  • Liquid fuels such as gasoline and diesel, on the other hand, are heavier than air. As they evaporate, gasoline and diesel vapors tend to accumulate around the source and pose an explosion hazard. Liquefied petroleum gas (LPG) is another fuel less safe than natural gas, as it is heavier and will also tend to accumulate.
  • Odourant is added to natural gas to create a recognizable smell in the case of leakage. Where necessary, gas detection equipment can be installed so that an immediate alarm is activated in the unlikely event of a leakage.
  • Three conditions must be met before there is potential for a fire or an explosion:
    1. Leakage
    2. Mixing of fuel with air to create a mixture in the flammable range, which, given the nature of the fuel is highly unlikely.
    3. A suitable source of ignition


  • Natural gas is supplied through pipelines and there is normally no storage requirement. Diesel, on the other hand, is stored in large tanks which offer a very real threat of leakage, posing a fire hazard.
  • Natural gas, unlike liquid fuels can not be siphoned, which is a strong risk of leakage / spillage, and is a frequent source of disaster in many locations across the world.
  • Natural gas systems are “sealed” to prevent any spills.


  • Natural gas will ignite at a temperature of 1,200 degrees Fahrenheit and between 5.3% to 14% concentration in air.
    The high ignition temperature and limited flammability range make any accidental ignition or combustion of natural gas highly unlikely.
  • Gasoline will ignite at a temperature of 450 – 900 degrees F and between 1.4% to 7.6% concentrations in air.
  • Diesel will ignite at a temperature of 400-500 degrees F and between 0.7% to 5.0 % concentrations in air.
    Diesel is a potentially dangerous fuel, but, over time, we have learned to use it safely.
    Like diesel, natural gas must be understood and respected to be used safely.
  • SAFETY RECORD:There are two basic reasons for the excellent safety records of Natural gas:
    1. The structural integrity of natural gas systems

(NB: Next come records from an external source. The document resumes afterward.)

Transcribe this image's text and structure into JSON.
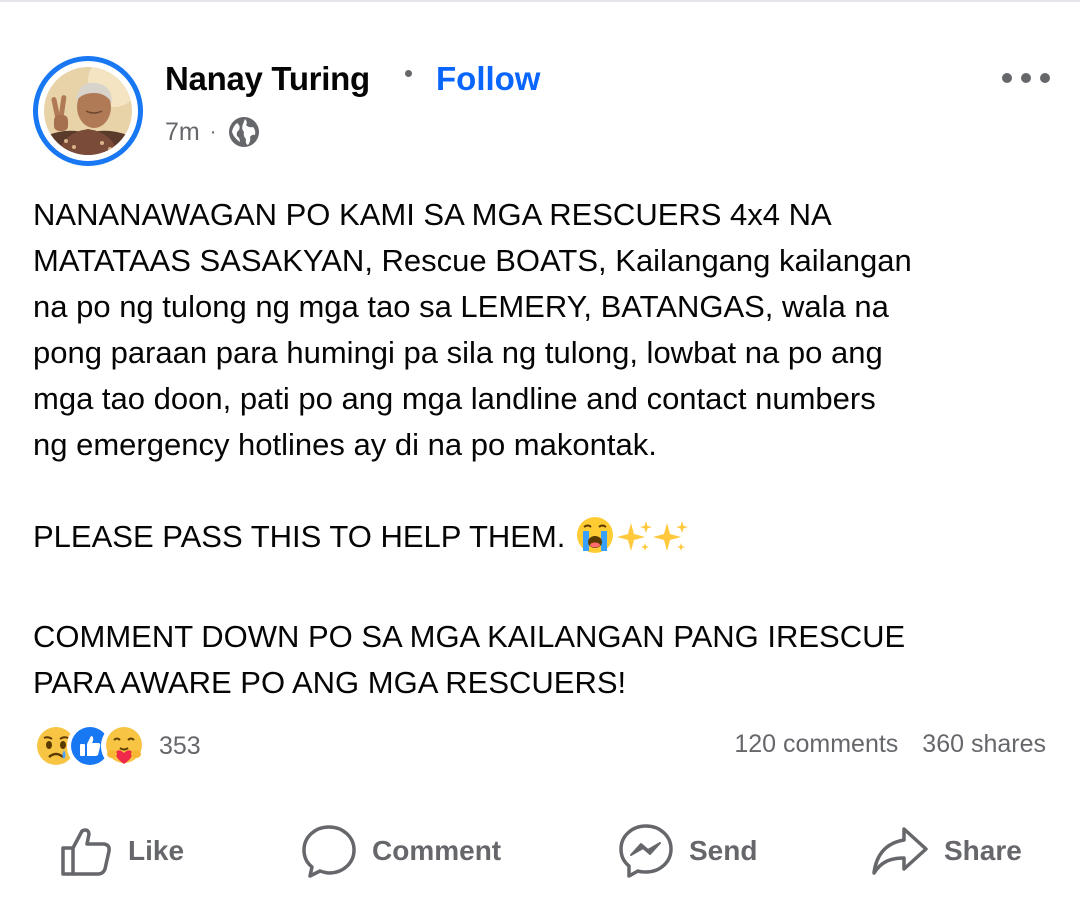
{
  "post": {
    "author_name": "Nanay Turing",
    "follow_label": "Follow",
    "timestamp": "7m",
    "meta_separator": "·",
    "privacy_icon": "globe-icon",
    "more_icon": "more-horizontal-icon",
    "paragraphs": [
      "NANANAWAGAN PO KAMI SA MGA RESCUERS 4x4 NA\nMATATAAS SASAKYAN, Rescue BOATS, Kailangang kailangan\nna po ng tulong ng mga tao sa LEMERY, BATANGAS, wala na\npong paraan para humingi pa sila ng tulong, lowbat na po ang\nmga tao doon, pati po ang mga landline and contact numbers\nng emergency hotlines ay di na po makontak.",
      "PLEASE PASS THIS TO HELP THEM.",
      "COMMENT DOWN PO SA MGA KAILANGAN PANG IRESCUE\nPARA AWARE PO ANG MGA RESCUERS!"
    ],
    "paragraph2_emojis": [
      "loudly-crying-face-emoji",
      "sparkles-emoji",
      "sparkles-emoji"
    ]
  },
  "reactions": {
    "icons": [
      "sad-reaction-icon",
      "like-reaction-icon",
      "care-reaction-icon"
    ],
    "count": "353"
  },
  "stats": {
    "comments": "120 comments",
    "shares": "360 shares"
  },
  "actions": {
    "like": "Like",
    "comment": "Comment",
    "send": "Send",
    "share": "Share"
  },
  "colors": {
    "accent": "#0866ff",
    "secondary_text": "#65676b",
    "primary_text": "#050505",
    "avatar_ring": "#1877f2"
  }
}
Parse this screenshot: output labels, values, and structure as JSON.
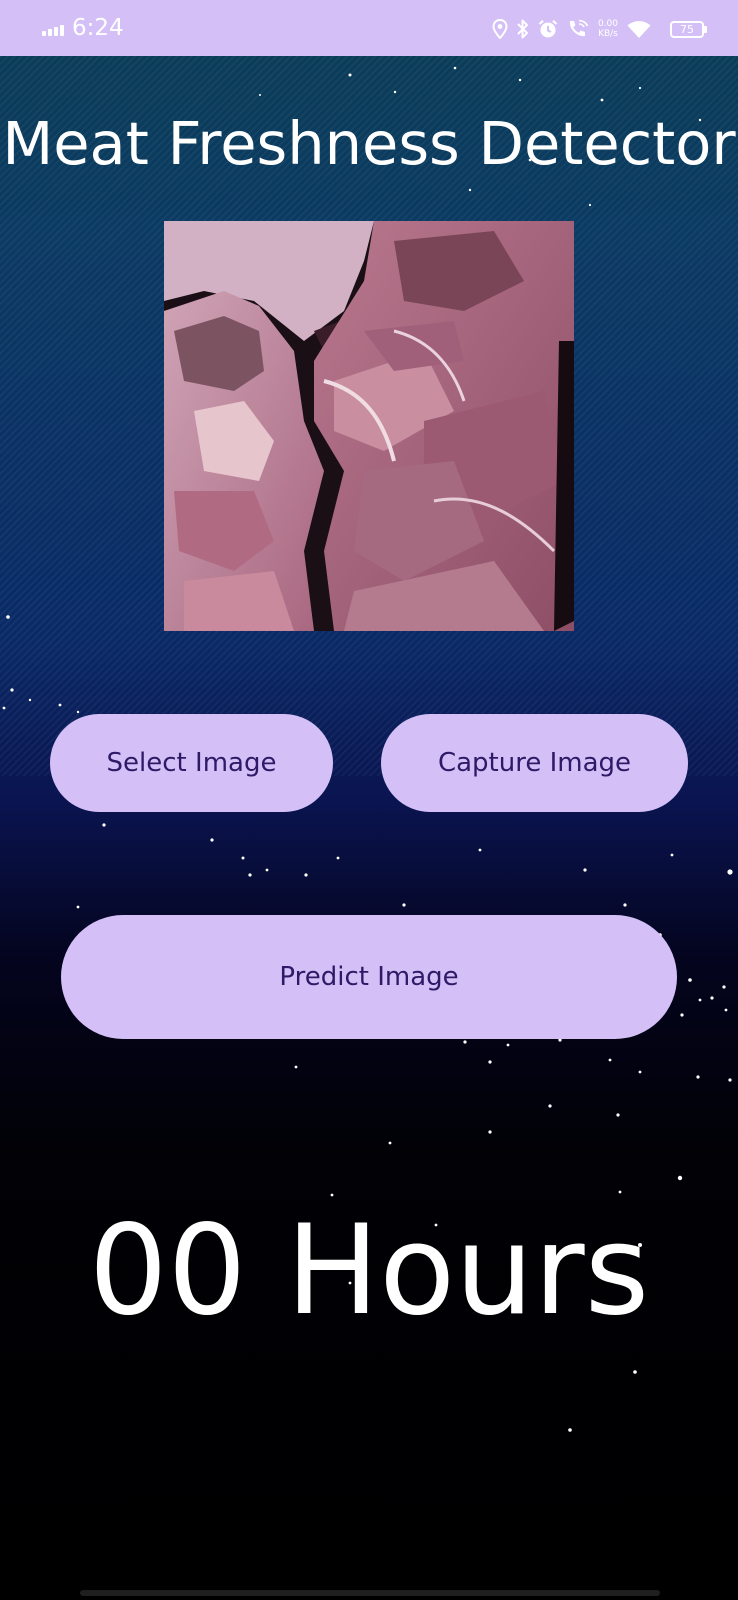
{
  "status_bar": {
    "time": "6:24",
    "net_speed_value": "0.00",
    "net_speed_unit": "KB/s",
    "battery_level": "75",
    "icons": [
      "signal-icon",
      "location-icon",
      "bluetooth-icon",
      "alarm-icon",
      "wifi-call-icon",
      "wifi-icon",
      "battery-icon"
    ]
  },
  "app": {
    "title": "Meat Freshness Detector",
    "preview_image": "raw-meat-photo"
  },
  "buttons": {
    "select_label": "Select Image",
    "capture_label": "Capture Image",
    "predict_label": "Predict Image"
  },
  "result": {
    "text": "00 Hours"
  },
  "colors": {
    "accent": "#d4c0f7",
    "button_text": "#2e1a66",
    "title_text": "#ffffff"
  }
}
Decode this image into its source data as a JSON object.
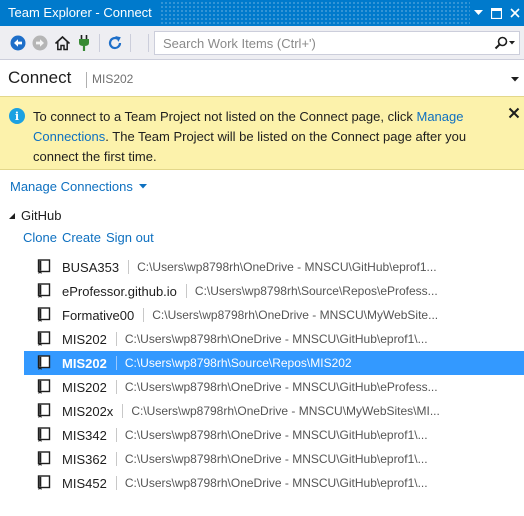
{
  "window": {
    "title": "Team Explorer - Connect"
  },
  "toolbar": {
    "buttons": [
      "back-icon",
      "forward-icon",
      "home-icon",
      "connect-plug-icon",
      "refresh-icon"
    ],
    "search_placeholder": "Search Work Items (Ctrl+')"
  },
  "page": {
    "title": "Connect",
    "subtitle": "MIS202"
  },
  "infobar": {
    "text_before": "To connect to a Team Project not listed on the Connect page, click",
    "link": "Manage Connections",
    "text_after": ".  The Team Project will be listed on the Connect page after you connect the first time."
  },
  "manage_connections": {
    "label": "Manage Connections"
  },
  "github": {
    "title": "GitHub",
    "actions": [
      "Clone",
      "Create",
      "Sign out"
    ]
  },
  "repos": [
    {
      "name": "BUSA353",
      "path": "C:\\Users\\wp8798rh\\OneDrive - MNSCU\\GitHub\\eprof1...",
      "selected": false
    },
    {
      "name": "eProfessor.github.io",
      "path": "C:\\Users\\wp8798rh\\Source\\Repos\\eProfess...",
      "selected": false
    },
    {
      "name": "Formative00",
      "path": "C:\\Users\\wp8798rh\\OneDrive - MNSCU\\MyWebSite...",
      "selected": false
    },
    {
      "name": "MIS202",
      "path": "C:\\Users\\wp8798rh\\OneDrive - MNSCU\\GitHub\\eprof1\\...",
      "selected": false
    },
    {
      "name": "MIS202",
      "path": "C:\\Users\\wp8798rh\\Source\\Repos\\MIS202",
      "selected": true
    },
    {
      "name": "MIS202",
      "path": "C:\\Users\\wp8798rh\\OneDrive - MNSCU\\GitHub\\eProfess...",
      "selected": false
    },
    {
      "name": "MIS202x",
      "path": "C:\\Users\\wp8798rh\\OneDrive - MNSCU\\MyWebSites\\MI...",
      "selected": false
    },
    {
      "name": "MIS342",
      "path": "C:\\Users\\wp8798rh\\OneDrive - MNSCU\\GitHub\\eprof1\\...",
      "selected": false
    },
    {
      "name": "MIS362",
      "path": "C:\\Users\\wp8798rh\\OneDrive - MNSCU\\GitHub\\eprof1\\...",
      "selected": false
    },
    {
      "name": "MIS452",
      "path": "C:\\Users\\wp8798rh\\OneDrive - MNSCU\\GitHub\\eprof1\\...",
      "selected": false
    }
  ],
  "colors": {
    "titlebar": "#007acc",
    "toolbar": "#eeeef2",
    "infobar": "#fcf2ab",
    "link": "#0e70c0",
    "selection": "#3399ff"
  }
}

    2. The physical quantities of natural gas as a fuel handled in a power plant, such that there is a smaller volumetric energy density in a natural gas fuelled system than in an equivalent gasoline or diesel fuelled system